Auto Injury Claim Guide: Who Is Calling You After Your Injury?


If you have been injured because of someone else's carelessness, you are probably going to be dealing with at least one insurance adjuster, maybe more, and this all while trying to recover from a serious injury.  This article gives you the "cast of characters" that you will be dealing with early in the claim.  Although the article focuses on the Oregon auto injury claim, it gives good general information for all types of injury or insurance claims.


Your Insurance Company


If you are injured in a car insured in Oregon, you have Personal Injury Protection (also called "PIP") benefits, which provides coverage for medical expenses and lost wages.  You will be assigned a PIP adjuster, and will be provided forms and medical releases to complete.  Your insurance policy is a contract, and in it, you are required to fill out these forms, and complete the medical and wage authorizations so that your company can process your benefits (pay the bills).  Do you have to give a statement?  Sometimes, because there may be an issue about who was at fault, or in other words, caused your injury.  So, we generally advise people to work with the PIP adjuster, although disputes may arise.


Other People From Your Insurance Company


If you have collision coverage for car, you may hear from another adjuster, also from your company, that will handle the claim for the repair or replacement of your car.  This adjuster may even hire another person, an appraiser, to look at your car.  Like with your PIP adjuster, your insurance policy will require that you cooperate with the adjuster to get the claim handled, but again, if there is a dispute you may have options.


The "Other Guy's" Insurance Company


We call these folks "liability adjusters."  These adjusters will refer to themselves as a "claim representative" or a "bodily injury" adjuster.  These adjusters are on the other side of the legal fence from you.  Their interest is for their insured (the other driver), and their insurance company.  You do not have to give statements, sign releases, or even talk to these adjusters.  Often, the first adjuster you deal with has little experience, and will work directly under another adjuster before making any decision on your claim.  This adjuster may also deal with issues about your car (see below), and to get these issues squared away, you will have to work with the liability adjuster.


You should also be aware of a quick offer of settlement.  Many of these adjusters will try to get an injured person to sign an agreement to resolve the case quickly, even promising to cover future medical expenses.  Some cases can be resolved relatively quickly, especially where is no injury involved, and the only issue is fixing or replacing the car.  However, we have seen sad stories where people unaware of a serious injury settle the claim quickly, finding themselves with a serious injury and no way to get the proper medical care.


Also be aware of statements.  Many of these adjusters are specially trained to twist your words, or get you to make statements that can later be used against  you.  We seldom, if at all see a case where our client has helped themselves by giving a taped statement to the other party's insurance company.

We also generally recommend that people not sign medical releases for liability insurance companies.  These releases are often very broad, and allow the insurance company to poke around at your prior medical care, or medical problems or issues that have nothing whatsoever to do with the case.

You may also deal with a property damage adjuster from the other person's insurance company.  Although you technically do not have to speak with this adjuster, unless you have comprehensive coverage, you will have to deal with this adjuster in order to get your car repaired, get a rental car, or settle on the value of a car that was damaged beyond repair.


You are also going to get a lot of letters from lawyers offering to take your case.  Like any decision to hire a professional, do your research.  Go online and check out AVVO, an attorney rating website.  Research the attorney on his or her website, and if you decide to go for a "free consultation," ask about fees and costs.  Ask the attorney about their experience as well.  After all, you are the client.

Call Us

Still have questions?
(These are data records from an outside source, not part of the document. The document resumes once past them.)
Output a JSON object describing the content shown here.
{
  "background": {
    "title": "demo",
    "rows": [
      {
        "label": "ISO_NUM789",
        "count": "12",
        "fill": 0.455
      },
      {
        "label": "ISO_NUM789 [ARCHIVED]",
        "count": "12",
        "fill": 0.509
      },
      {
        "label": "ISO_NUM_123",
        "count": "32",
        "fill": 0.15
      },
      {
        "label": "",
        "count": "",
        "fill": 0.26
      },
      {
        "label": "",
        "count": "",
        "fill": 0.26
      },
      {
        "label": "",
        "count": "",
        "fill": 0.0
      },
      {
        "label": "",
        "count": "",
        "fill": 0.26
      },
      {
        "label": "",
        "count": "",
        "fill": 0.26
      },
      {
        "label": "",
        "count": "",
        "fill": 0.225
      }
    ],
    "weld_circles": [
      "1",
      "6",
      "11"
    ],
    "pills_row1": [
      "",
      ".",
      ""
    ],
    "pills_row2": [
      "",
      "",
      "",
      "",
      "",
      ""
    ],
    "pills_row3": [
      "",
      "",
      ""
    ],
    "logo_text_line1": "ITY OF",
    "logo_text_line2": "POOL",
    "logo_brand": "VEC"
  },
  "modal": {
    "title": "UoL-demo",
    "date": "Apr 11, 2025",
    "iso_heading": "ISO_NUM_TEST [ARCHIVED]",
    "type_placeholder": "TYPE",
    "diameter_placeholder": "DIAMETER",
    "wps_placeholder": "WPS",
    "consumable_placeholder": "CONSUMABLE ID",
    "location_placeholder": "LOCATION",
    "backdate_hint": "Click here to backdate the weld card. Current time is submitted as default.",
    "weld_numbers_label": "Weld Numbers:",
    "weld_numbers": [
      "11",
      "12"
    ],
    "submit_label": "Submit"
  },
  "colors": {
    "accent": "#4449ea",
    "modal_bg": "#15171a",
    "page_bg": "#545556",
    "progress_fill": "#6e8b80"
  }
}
Check out our web site for other helpful articles, or call us at 503 325 8600.  We are here to help you know where you stand, and if you want to meet with me, set up a time.  We have offices in Astoria and Beaverton.